What is being asked: Wherever a line holds the word "蓄電効果試算ツール", copy that line from the data.

Data about app and page elements:
* * * * *

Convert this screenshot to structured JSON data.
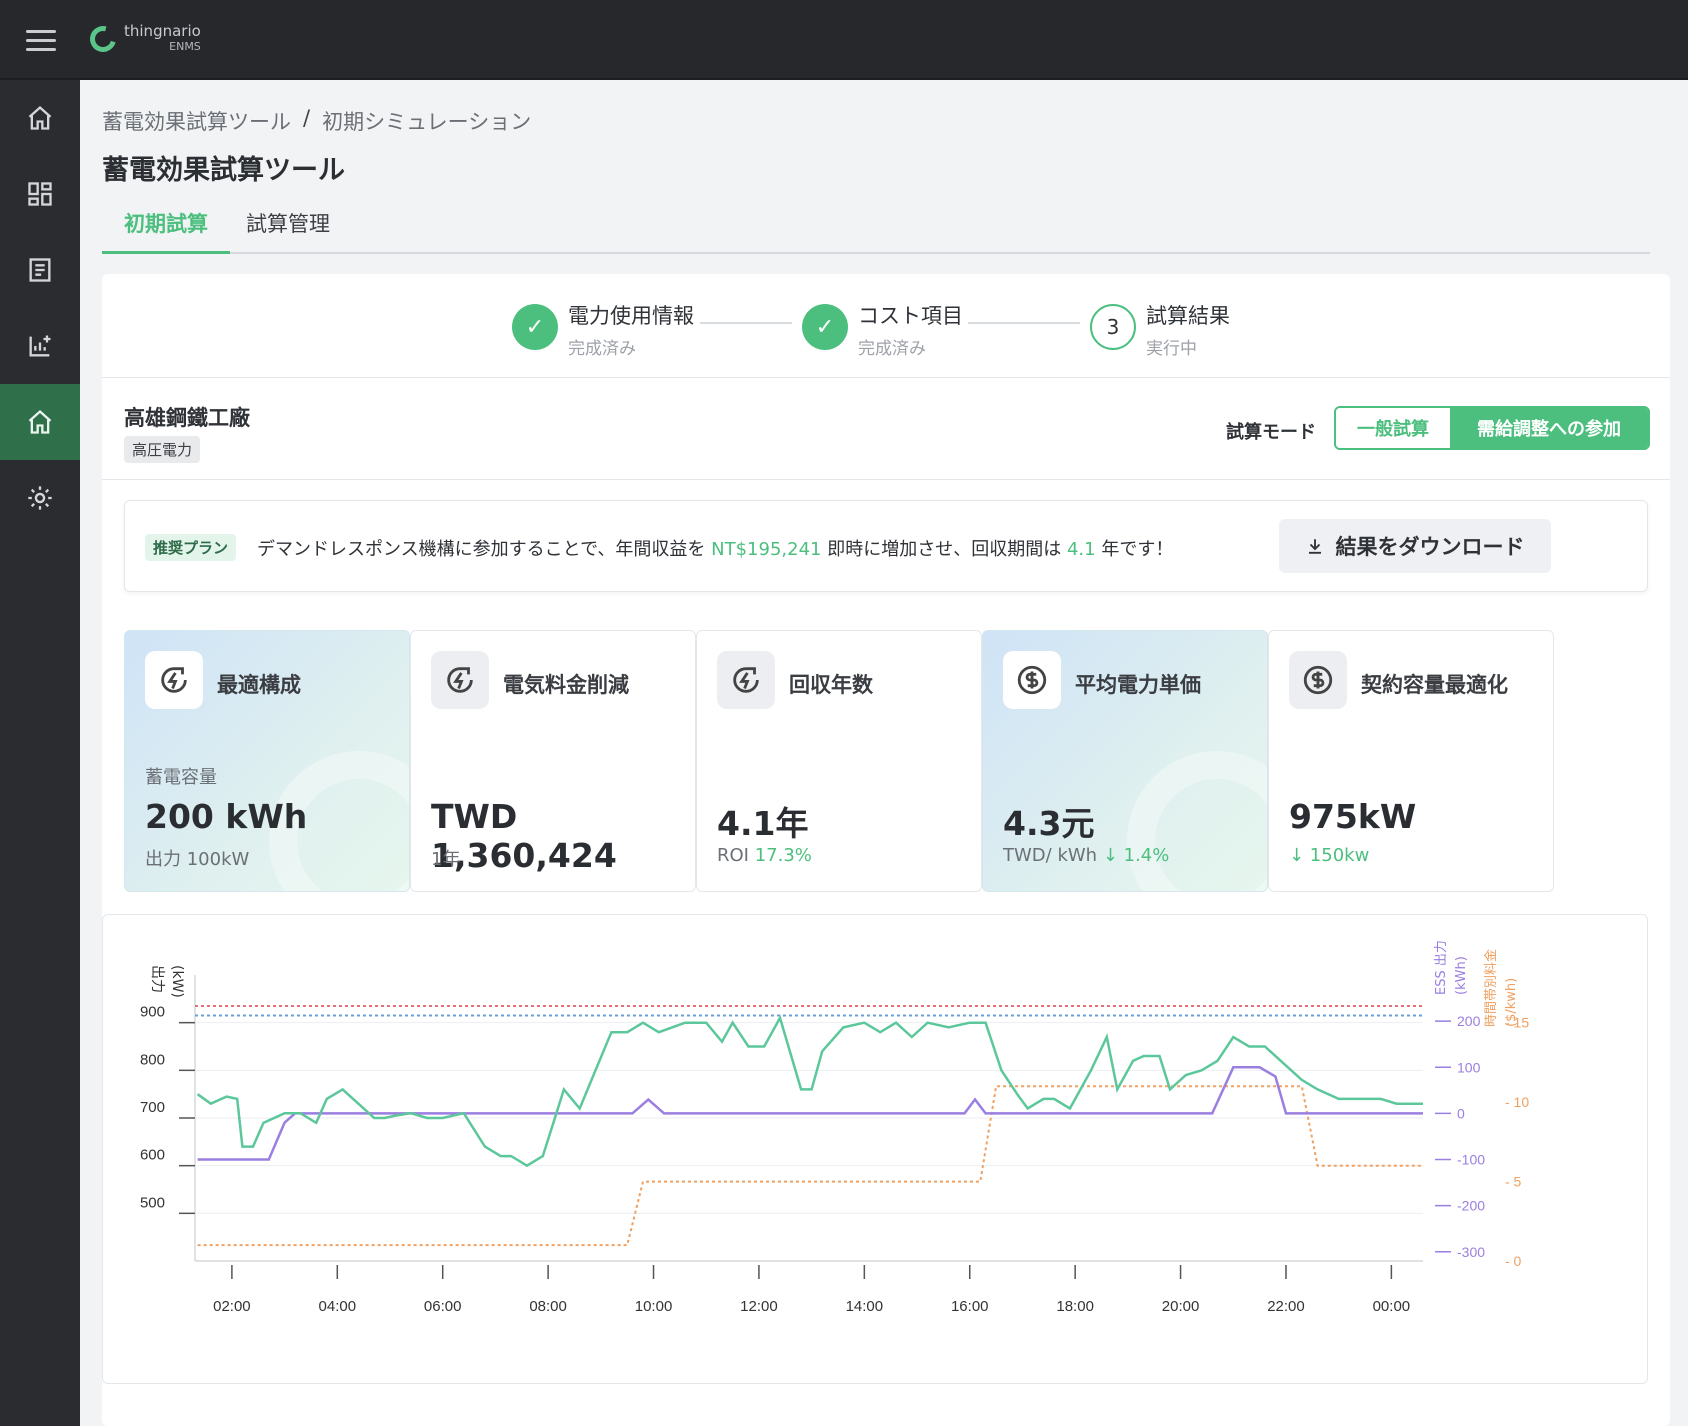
{
  "app": {
    "logo_text": "thingnario",
    "logo_sub": "ENMS"
  },
  "breadcrumb": {
    "root": "蓄電効果試算ツール",
    "sep": "/",
    "current": "初期シミュレーション"
  },
  "page_title": "蓄電効果試算ツール",
  "tabs": [
    {
      "label": "初期試算",
      "active": true
    },
    {
      "label": "試算管理",
      "active": false
    }
  ],
  "stepper": [
    {
      "title": "電力使用情報",
      "status": "完成済み",
      "state": "done"
    },
    {
      "title": "コスト項目",
      "status": "完成済み",
      "state": "done"
    },
    {
      "title": "試算結果",
      "status": "実行中",
      "state": "current",
      "number": "3"
    }
  ],
  "site": {
    "name": "高雄鋼鐵工廠",
    "badge": "高圧電力"
  },
  "mode": {
    "label": "試算モード",
    "options": [
      "一般試算",
      "需給調整への参加"
    ],
    "selected": "需給調整への参加"
  },
  "recommendation": {
    "tag": "推奨プラン",
    "text_1": "デマンドレスポンス機構に参加することで、年間収益を",
    "revenue": "NT$195,241",
    "text_2": "即時に増加させ、回収期間は",
    "payback": "4.1",
    "text_3": "年です！",
    "download_label": "結果をダウンロード"
  },
  "kpis": [
    {
      "title": "最適構成",
      "sub": "蓄電容量",
      "value": "200 kWh",
      "foot": "出力 100kW",
      "foot_green": "",
      "icon": "energy-icon",
      "highlight": true
    },
    {
      "title": "電気料金削減",
      "sub": "",
      "value": "TWD 1,360,424",
      "foot": "1年",
      "foot_green": "",
      "icon": "energy-icon",
      "highlight": false
    },
    {
      "title": "回収年数",
      "sub": "",
      "value": "4.1年",
      "foot": "ROI",
      "foot_green": "17.3%",
      "icon": "energy-icon",
      "highlight": false
    },
    {
      "title": "平均電力単価",
      "sub": "",
      "value": "4.3元",
      "foot": "TWD/ kWh",
      "foot_green": "↓ 1.4%",
      "icon": "dollar-icon",
      "highlight": true
    },
    {
      "title": "契約容量最適化",
      "sub": "",
      "value": "975kW",
      "foot": "",
      "foot_green": "↓ 150kw",
      "icon": "dollar-icon",
      "highlight": false
    }
  ],
  "colors": {
    "accent": "#4cbf7f",
    "load": "#5cc79a",
    "ess": "#9a7fe0",
    "price": "#f0a060",
    "limit_red": "#e8707a",
    "limit_blue": "#6aa0d8",
    "gray": "#b7b7bc"
  },
  "chart_data": {
    "type": "line",
    "y_left_label": "出力\n(kW)",
    "y_right1_label": "ESS 出力\n(kWh)",
    "y_right2_label": "時間帯別料金\n($/kwh)",
    "y_left_ticks": [
      500,
      600,
      700,
      800,
      900
    ],
    "y_left_range": [
      400,
      1000
    ],
    "y_right1_ticks": [
      -300,
      -200,
      -100,
      0,
      100,
      200
    ],
    "y_right1_range": [
      -320,
      300
    ],
    "y_right2_ticks": [
      0,
      5,
      10,
      15
    ],
    "y_right2_range": [
      0,
      18
    ],
    "x_ticks": [
      "02:00",
      "04:00",
      "06:00",
      "08:00",
      "10:00",
      "12:00",
      "14:00",
      "16:00",
      "18:00",
      "20:00",
      "22:00",
      "00:00"
    ],
    "x_range": [
      1.3,
      24.6
    ],
    "limit_red": 935,
    "limit_blue": 915,
    "series": [
      {
        "name": "load",
        "x": [
          1.35,
          1.6,
          1.9,
          2.1,
          2.2,
          2.4,
          2.6,
          3.0,
          3.3,
          3.6,
          3.8,
          4.1,
          4.4,
          4.7,
          4.9,
          5.1,
          5.4,
          5.7,
          6.0,
          6.4,
          6.8,
          7.1,
          7.3,
          7.6,
          7.9,
          8.1,
          8.3,
          8.6,
          8.9,
          9.2,
          9.5,
          9.8,
          10.1,
          10.6,
          11.0,
          11.3,
          11.5,
          11.8,
          12.1,
          12.4,
          12.8,
          13.0,
          13.2,
          13.6,
          14.0,
          14.3,
          14.6,
          14.9,
          15.2,
          15.6,
          16.0,
          16.3,
          16.6,
          16.9,
          17.1,
          17.4,
          17.6,
          17.9,
          18.3,
          18.6,
          18.8,
          19.1,
          19.3,
          19.6,
          19.8,
          20.1,
          20.4,
          20.7,
          21.0,
          21.3,
          21.6,
          21.9,
          22.3,
          22.6,
          23.0,
          23.4,
          23.8,
          24.1,
          24.6
        ],
        "y": [
          750,
          730,
          745,
          740,
          640,
          640,
          690,
          710,
          710,
          690,
          740,
          760,
          730,
          700,
          700,
          705,
          710,
          700,
          700,
          710,
          640,
          620,
          620,
          600,
          620,
          690,
          760,
          720,
          800,
          880,
          880,
          900,
          880,
          900,
          900,
          860,
          900,
          850,
          850,
          910,
          760,
          760,
          840,
          890,
          900,
          880,
          900,
          870,
          900,
          890,
          900,
          900,
          800,
          750,
          720,
          740,
          740,
          720,
          800,
          870,
          760,
          820,
          830,
          830,
          760,
          790,
          800,
          820,
          870,
          850,
          850,
          820,
          780,
          760,
          740,
          740,
          740,
          730,
          730
        ]
      },
      {
        "name": "ess",
        "x": [
          1.35,
          2.7,
          3.0,
          3.2,
          3.6,
          9.6,
          9.9,
          10.2,
          15.6,
          15.9,
          16.1,
          16.3,
          20.3,
          20.6,
          21.0,
          21.5,
          21.8,
          22.0,
          24.6
        ],
        "y": [
          -100,
          -100,
          -20,
          0,
          0,
          0,
          30,
          0,
          0,
          0,
          30,
          0,
          0,
          0,
          100,
          100,
          80,
          0,
          0
        ]
      },
      {
        "name": "price",
        "x": [
          1.35,
          9.5,
          9.8,
          16.2,
          16.5,
          22.3,
          22.6,
          24.6
        ],
        "y": [
          1,
          1,
          5,
          5,
          11,
          11,
          6,
          6
        ]
      },
      {
        "name": "gray",
        "x": [
          20.3,
          20.8,
          21.3,
          21.6,
          21.9,
          22.2,
          9.8,
          10.1,
          10.4,
          15.6,
          15.9,
          16.2
        ],
        "y": [
          790,
          840,
          860,
          860,
          840,
          810,
          900,
          930,
          900,
          900,
          930,
          900
        ]
      }
    ]
  }
}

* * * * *

Your solution:
    "root": "蓄電効果試算ツール",
  "page_title": "蓄電効果試算ツール",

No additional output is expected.